Considering only lines that hold the word "пароль", report how many there are in the listing below, as a single number.

***** Data provided

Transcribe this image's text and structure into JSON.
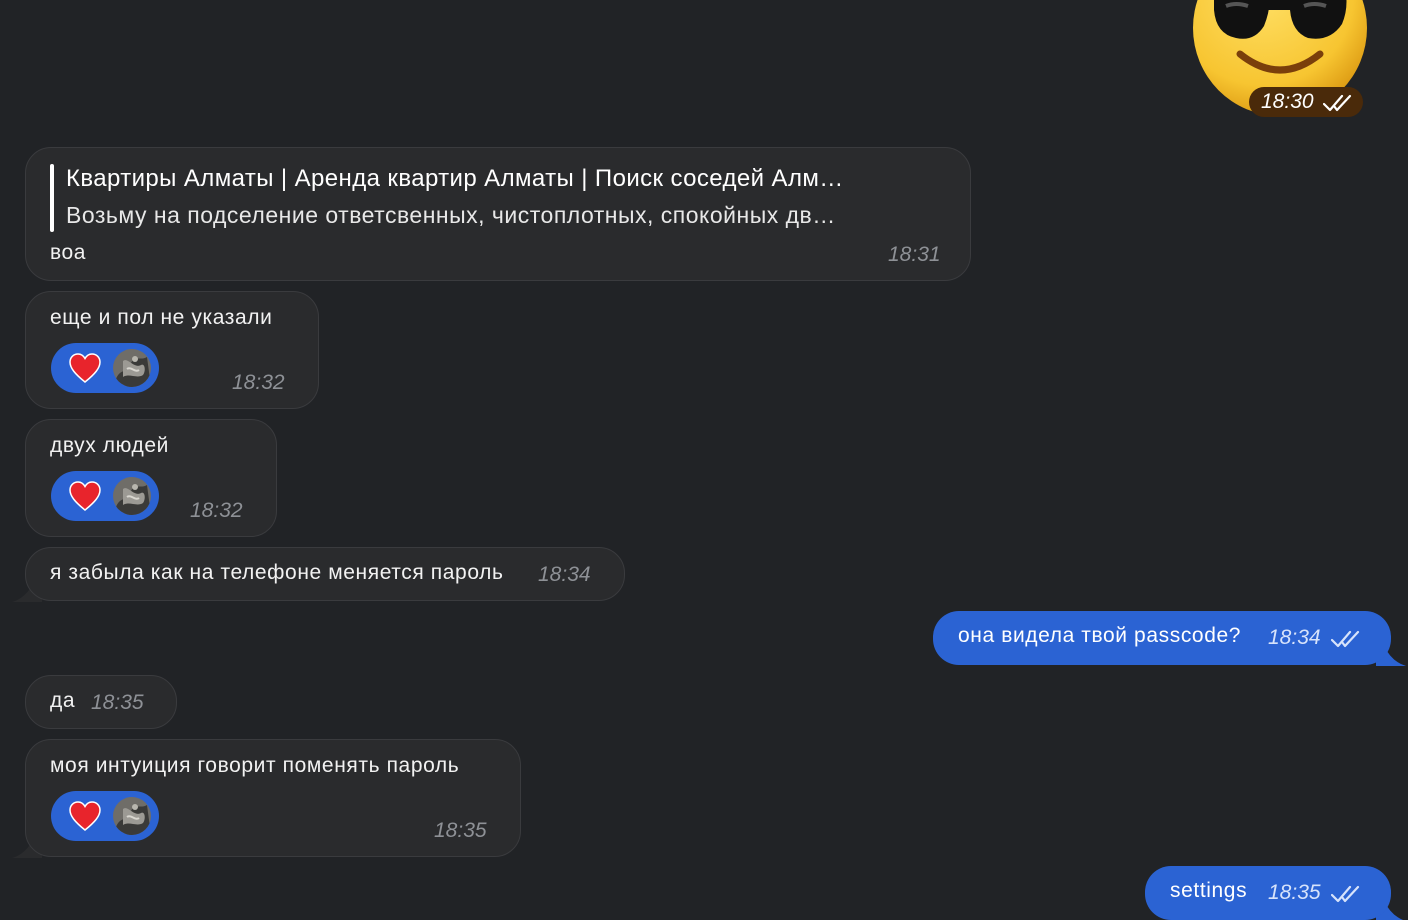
{
  "sticker": {
    "emoji": "sunglasses-face",
    "time": "18:30"
  },
  "messages": [
    {
      "reply_title": "Квартиры Алматы | Аренда квартир Алматы | Поиск соседей Алм…",
      "reply_text": "Возьму на подселение ответсвенных, чистоплотных, спокойных  дв…",
      "text": "воа",
      "time": "18:31"
    },
    {
      "text": "еще и пол не указали",
      "time": "18:32",
      "reaction": "heart"
    },
    {
      "text": "двух людей",
      "time": "18:32",
      "reaction": "heart"
    },
    {
      "text": "я забыла как на телефоне меняется пароль",
      "time": "18:34"
    },
    {
      "text": "она видела твой passcode?",
      "time": "18:34"
    },
    {
      "text": "да",
      "time": "18:35"
    },
    {
      "text": "моя интуиция говорит поменять пароль",
      "time": "18:35",
      "reaction": "heart"
    },
    {
      "text": "settings",
      "time": "18:35"
    }
  ],
  "colors": {
    "background": "#212326",
    "incoming_bubble": "#2a2b2d",
    "outgoing_bubble": "#2b63d3",
    "reaction_pill": "#2b63d3",
    "heart": "#e8242c"
  }
}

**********

● **Response box**
2